Pope Francis and Two Faces of Anti-Catholicism
COMMENTARY: Despite the economic differences between Cuba and the U.S., there is a growing similarity: At the heart of America, there is not only a historic distrust of the Catholic faith, but a new and growing threat of atheism.
Pope Francis’ visit to Cuba and the United States puts the papacy in the middle of two historically anti-Catholic cultures. The communist regime in Cuba followed the atheist ideology of global communism, and Catholics were persecuted. Despite the size and significance of the Catholic Church in America, it should also be remembered that, for most of her history, America has also been hostile to the Catholic faith.
The result of a half century of communism has left Cuba destitute economically, but it has also left the country destitute spiritually. Reporting for Zenit, Oliver Maksan quotes Father Juan Miguel Arregui Echeverria, the chairman of the Conference of Cuban Religious:
“For 50 years, Cuba was a spiritual wasteland. People know little about religion. I hope the Pope will help, with his spirituality, to strengthen the religious awareness within the people.”
While secular commentators will focus on the politics of Pope Francis’ visit to Cuba, Bishop Pepe Felix, assistant of the Cuban bishops’ conference, nailed the true significance of Pope Francis’ visit:
“Pope Francis is coming as the supreme pastor of the universal Church in order to strengthen us in the faith. That is his most important task. We are hoping that the vitality that was unleashed by the visit of Pope John Paul II in 1998 will be reignited.”
Pope Francis landed in Havana on Saturday night. Hundreds of thousands of spiritually hungry Cubans thronged his Sunday Mass in the Plaza de la Revolución, the same place that St. John Paul II held his historic Mass in 1998. Later that day, he met President Raul Castro and his brother, Fidel Castro, the father of the Cuban revolution.
On Monday, he will go to Holguín, the site where Christopher Columbus landed in 1492; there, Francis plans to celebrate Mass and bless the city. That same evening, he heads to Santiago de Cuba, not far from Guantanamo Bay, where he will meet the bishops.
On Tuesday, the Holy Father will celebrate Mass at the Shrine of Our Lady Virgin of Charity in El Cobre and meet with families. From there, it is wheels up to Washington. He may or may not have a press conference en route.
What does Pope Francis bring to Cuba — a country that is still recovering from the effects of half a century of anti-Catholic feeling? Bishop Felix says,
“The Pope is coming to us as a missionary of mercy. And so he is bringing something very precious with him. Cuba needs mercy, both the spiritual and the corporal works of mercy.”
The physical contrasts between Cuba and her super-wealthy, super-powerful neighbor to the north could hardly be greater. Communism clashes with capitalism. Poverty clashes with wealth. Weakness clashes with power. But beneath these contradictions there is a greater similarity, because at the heart of America there is not only a historic distrust of the Catholic faith, but a new and growing threat of atheism.

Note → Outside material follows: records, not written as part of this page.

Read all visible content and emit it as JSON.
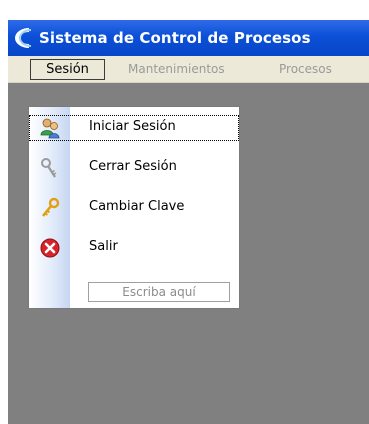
{
  "window": {
    "title": "Sistema de Control de Procesos"
  },
  "menubar": {
    "items": [
      {
        "label": "Sesión"
      },
      {
        "label": "Mantenimientos"
      },
      {
        "label": "Procesos"
      }
    ]
  },
  "session_menu": {
    "items": [
      {
        "label": "Iniciar Sesión",
        "icon": "users-icon"
      },
      {
        "label": "Cerrar Sesión",
        "icon": "keys-icon"
      },
      {
        "label": "Cambiar Clave",
        "icon": "key-icon"
      },
      {
        "label": "Salir",
        "icon": "exit-icon"
      }
    ],
    "new_item_placeholder": "Escriba aquí"
  },
  "colors": {
    "titlebar": "#0b50d8",
    "menubar": "#ece9d8",
    "client_area": "#808080"
  }
}
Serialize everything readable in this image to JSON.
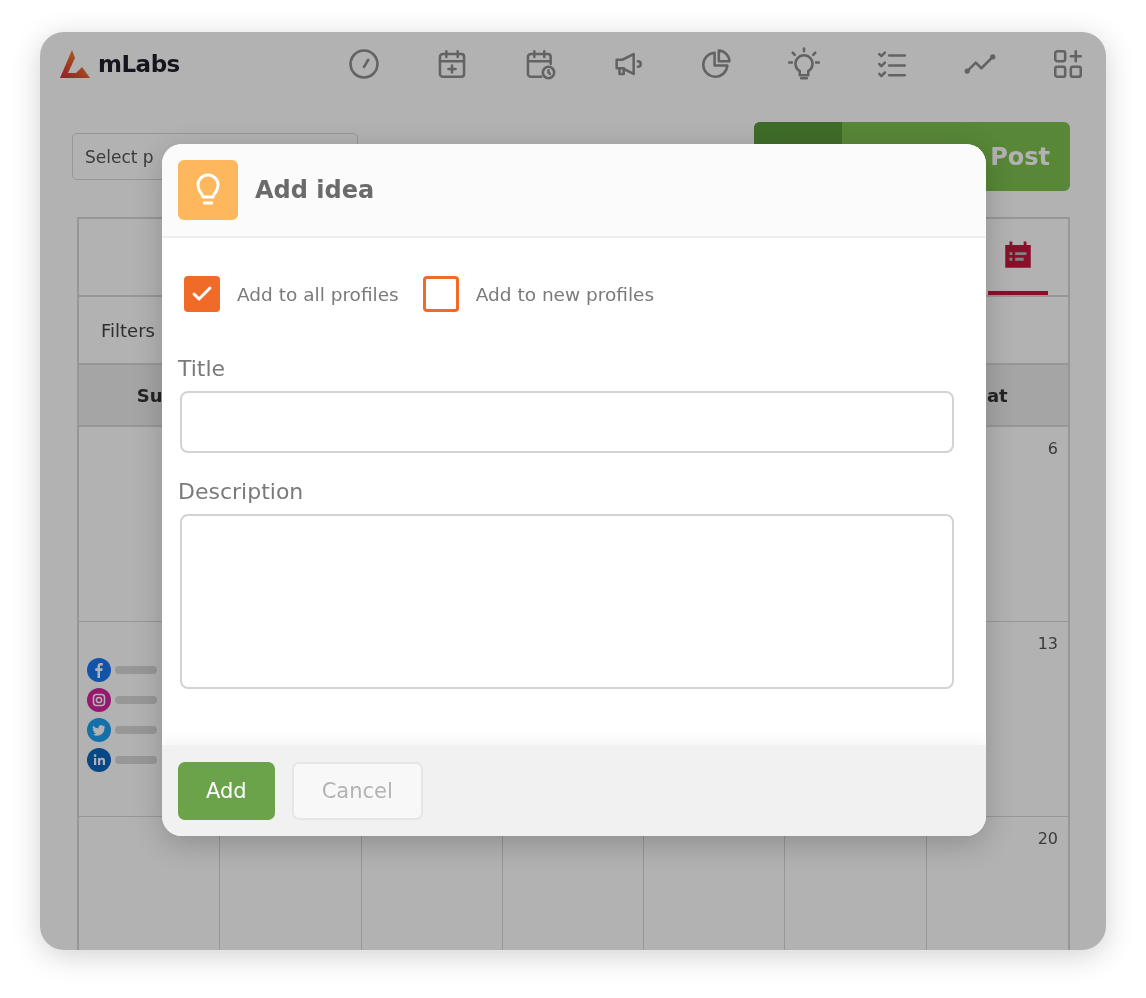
{
  "app": {
    "logo": "mLabs"
  },
  "profile_select": {
    "placeholder": "Select p"
  },
  "post_button": {
    "label": "Post"
  },
  "view_tabs": [
    {
      "kind": "calendar",
      "selected": true
    }
  ],
  "filters": {
    "label": "Filters"
  },
  "day_header": {
    "column_1": "Su",
    "column_7": "at"
  },
  "weeks": [
    {
      "last_day": "6"
    },
    {
      "last_day": "13",
      "posts": [
        {
          "kind": "facebook"
        },
        {
          "kind": "instagram"
        },
        {
          "kind": "twitter"
        },
        {
          "kind": "linkedin"
        }
      ]
    },
    {
      "last_day": "20"
    }
  ],
  "modal": {
    "title": "Add idea",
    "options": [
      {
        "label": "Add to all profiles",
        "checked": true
      },
      {
        "label": "Add to new profiles",
        "checked": false
      }
    ],
    "fields": [
      {
        "label": "Title",
        "kind": "input"
      },
      {
        "label": "Description",
        "kind": "textarea"
      }
    ],
    "buttons": [
      {
        "label": "Add",
        "kind": "primary"
      },
      {
        "label": "Cancel",
        "kind": "secondary"
      }
    ]
  }
}
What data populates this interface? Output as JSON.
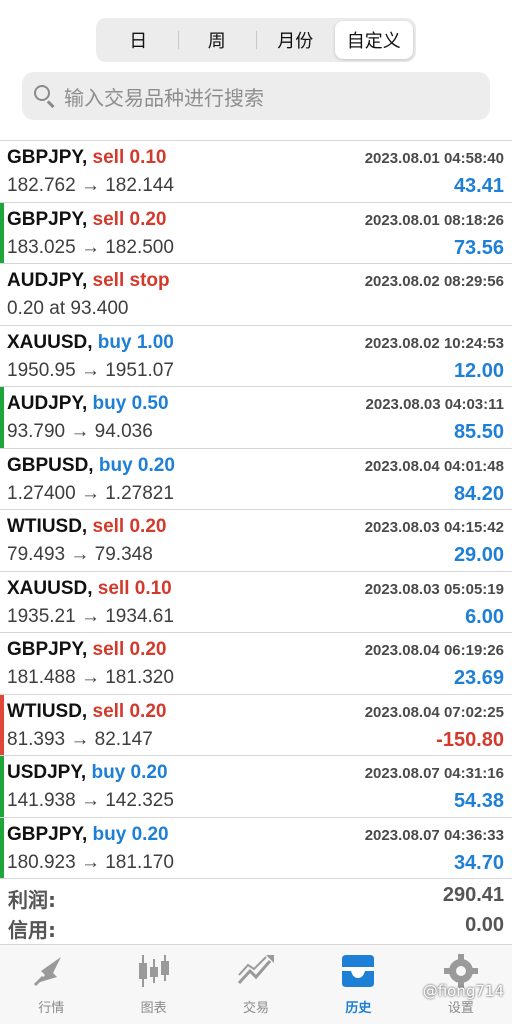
{
  "period_tabs": [
    {
      "label": "日"
    },
    {
      "label": "周"
    },
    {
      "label": "月份"
    },
    {
      "label": "自定义"
    }
  ],
  "active_period": "自定义",
  "search": {
    "placeholder": "输入交易品种进行搜索"
  },
  "trades": [
    {
      "symbol": "GBPJPY,",
      "side": "sell 0.10",
      "side_type": "sell",
      "time": "2023.08.01 04:58:40",
      "prices": "182.762 → 182.144",
      "profit": "43.41",
      "profit_type": "pos",
      "marker": "none"
    },
    {
      "symbol": "GBPJPY,",
      "side": "sell 0.20",
      "side_type": "sell",
      "time": "2023.08.01 08:18:26",
      "prices": "183.025 → 182.500",
      "profit": "73.56",
      "profit_type": "pos",
      "marker": "green"
    },
    {
      "symbol": "AUDJPY,",
      "side": "sell stop",
      "side_type": "sell",
      "time": "2023.08.02 08:29:56",
      "prices": "0.20 at 93.400",
      "profit": "",
      "profit_type": "pos",
      "marker": "none"
    },
    {
      "symbol": "XAUUSD,",
      "side": "buy 1.00",
      "side_type": "buy",
      "time": "2023.08.02 10:24:53",
      "prices": "1950.95 → 1951.07",
      "profit": "12.00",
      "profit_type": "pos",
      "marker": "none"
    },
    {
      "symbol": "AUDJPY,",
      "side": "buy 0.50",
      "side_type": "buy",
      "time": "2023.08.03 04:03:11",
      "prices": "93.790 → 94.036",
      "profit": "85.50",
      "profit_type": "pos",
      "marker": "green"
    },
    {
      "symbol": "GBPUSD,",
      "side": "buy 0.20",
      "side_type": "buy",
      "time": "2023.08.04 04:01:48",
      "prices": "1.27400 → 1.27821",
      "profit": "84.20",
      "profit_type": "pos",
      "marker": "none"
    },
    {
      "symbol": "WTIUSD,",
      "side": "sell 0.20",
      "side_type": "sell",
      "time": "2023.08.03 04:15:42",
      "prices": "79.493 → 79.348",
      "profit": "29.00",
      "profit_type": "pos",
      "marker": "none"
    },
    {
      "symbol": "XAUUSD,",
      "side": "sell 0.10",
      "side_type": "sell",
      "time": "2023.08.03 05:05:19",
      "prices": "1935.21 → 1934.61",
      "profit": "6.00",
      "profit_type": "pos",
      "marker": "none"
    },
    {
      "symbol": "GBPJPY,",
      "side": "sell 0.20",
      "side_type": "sell",
      "time": "2023.08.04 06:19:26",
      "prices": "181.488 → 181.320",
      "profit": "23.69",
      "profit_type": "pos",
      "marker": "none"
    },
    {
      "symbol": "WTIUSD,",
      "side": "sell 0.20",
      "side_type": "sell",
      "time": "2023.08.04 07:02:25",
      "prices": "81.393 → 82.147",
      "profit": "-150.80",
      "profit_type": "neg",
      "marker": "red"
    },
    {
      "symbol": "USDJPY,",
      "side": "buy 0.20",
      "side_type": "buy",
      "time": "2023.08.07 04:31:16",
      "prices": "141.938 → 142.325",
      "profit": "54.38",
      "profit_type": "pos",
      "marker": "green"
    },
    {
      "symbol": "GBPJPY,",
      "side": "buy 0.20",
      "side_type": "buy",
      "time": "2023.08.07 04:36:33",
      "prices": "180.923 → 181.170",
      "profit": "34.70",
      "profit_type": "pos",
      "marker": "green"
    }
  ],
  "summary": {
    "profit_label": "利润:",
    "profit_value": "290.41",
    "credit_label": "信用:",
    "credit_value": "0.00"
  },
  "tabbar": [
    {
      "label": "行情",
      "icon": "quotes-icon"
    },
    {
      "label": "图表",
      "icon": "chart-icon"
    },
    {
      "label": "交易",
      "icon": "trade-icon"
    },
    {
      "label": "历史",
      "icon": "history-icon"
    },
    {
      "label": "设置",
      "icon": "settings-icon"
    }
  ],
  "active_tab": "历史",
  "watermark": "@fiong714",
  "colors": {
    "sell": "#d33a2c",
    "buy": "#1e7fd6",
    "profit_positive": "#1e7fd6",
    "profit_negative": "#d33a2c",
    "marker_green": "#1fa63b",
    "marker_red": "#e0463a",
    "tab_active": "#1e7fd6",
    "tab_inactive": "#8a8a8a"
  }
}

This new atheism in America is not linked with a communist ideology, but with the materialistic ideology of consumerist relativism — what Pope Benedict XVI termed “the dictatorship of relativism.”
Pope Francis will be feted in the United States with parades, an audience at the White House, millions in attendance at Mass and addresses to the U.S. Congress and the United Nations. Beneath all the hoopla and happiness, the Pope promises to bring a message that challenges the spiritual poverty of the United States that is just as great, if not greater, than the spiritual poverty of Cuba.
To both countries, the answer to anti-Catholic atheism and materialism is the same. The Pope brings a message of mercy. This mercy is not a sentimental laxity. It is not a warm embrace of an indulgent father who could care less about his children.
Instead, for those who listen closely, the Holy Father’s message of mercy will be tough love. He is very likely to challenge the continued human-rights abuses in Cuba and the greed, immorality and violence in the United States.
Both Cuba and America should brace themselves for a mission of mercy — even if it is a severe mercy.
Father Dwight Longenecker is a priest of the Diocese of Charleston, South Carolina.
Follow Father Longenecker’s blog, browse his books and be in touch at DwightLongenecker.com.